Beijing is a very large city. I don't know if it has a cathedral--but I am sure it is not prominent-- definitely not a defining characteristic of Beijing

What do you call Istanbul and Beijing?-- towns? I suspect that Istanbul does not center around a cathedral. And I bet its mosques are much more prominent.


Why make it difficult? The cognate of "urbs" is "urban" "Towns/ villages are more often in rural areas, "Cities" are "urban areas".

Note that the word "village" comes from the French (and from Latin). https://www.etymonline.com/word/village

See pye20 below


Like us, the Romans had different words for "city" and "town" ("Urbs" mostly referred to Rome and the large towns of Gaul).

The word for "town" would be "oppidum."

In the days of Julius Caesar, you are right, most locations would have been considered "oppidi." The application here belongs completely to DL, and their conceptualization of "Urbs" is mostly based off of the modern American word "city," which actually has a different connotation from both the classical sense of "city" and the Latin word "Urbs."

Hope this helps!


In the U.S., many cities have a Catholic cathedral. They just are not the centerpiece of the town. I imagine that is true in many other countries. It has nothing to do with "American English". It has to do with geography, especially human geography.


The pronunciation of "urbe" sounds almost like OR to me; I thought the "u" sound was more like "oo" as in moose. Is this an issue of "classic" versus "ecclesiastical" pronunciation?


No, just a foreign accent probably. I mean, we're all "foreigners", even today's Italians. "Orbe", however, would be something different: a circle.


It sounds like oor-bay to me, not or-bay


Whats the difference between dormit and dormiunt?


Dormit = singular. Dormiunt = plural.


Difficult to tell the difference between filii et filiae in the pronounciations.


What's the difference between mei and maea? (my)


The first is for a masculine noun, while the second is for a feminine plural noun.


I don't know, but I'm thinking, it's according to the gender of what's reffered to. For instance, when referring to filiae, you'd use maea, and filii, use mei.

I'm curious about the difference between "mihi/tihi" and "mei/tei".


Filiae instead tiliae, bad audio not solved yet!!


States correct answer is "My children sleep in the city." Isn't children liberi?


The word "liberi" can also mean "sons" or "children". I wonder though if it originally applied to sons of free citizens. https://www.online-latin-dictionary.com/latin-english-dictionary.php?lemma=LIBER200#

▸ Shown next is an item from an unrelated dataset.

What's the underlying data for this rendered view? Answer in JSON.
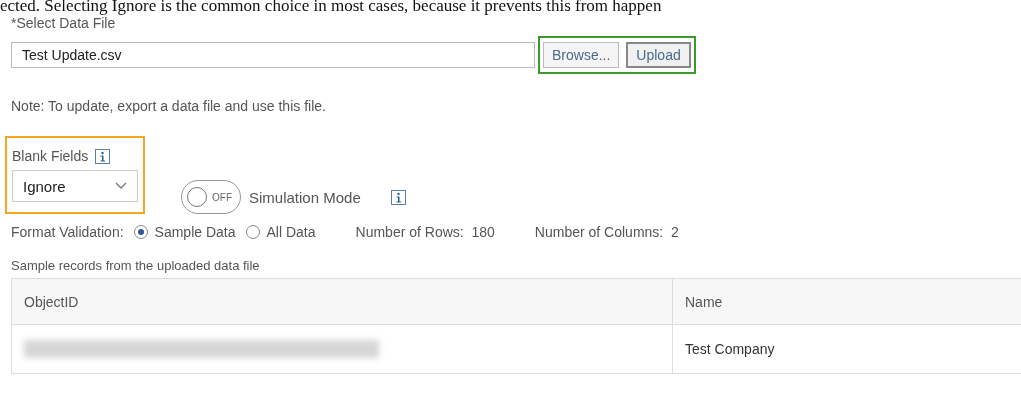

Keep in mind that "Filii" is the masculine "sons" or "children" that we learned at Duolingo so far and "Filiae" is the feminine plural for "daughters" or "children".


ae sound in Latin is close to "eh" not "i"

Learn Latin in just 5 minutes a day. For free.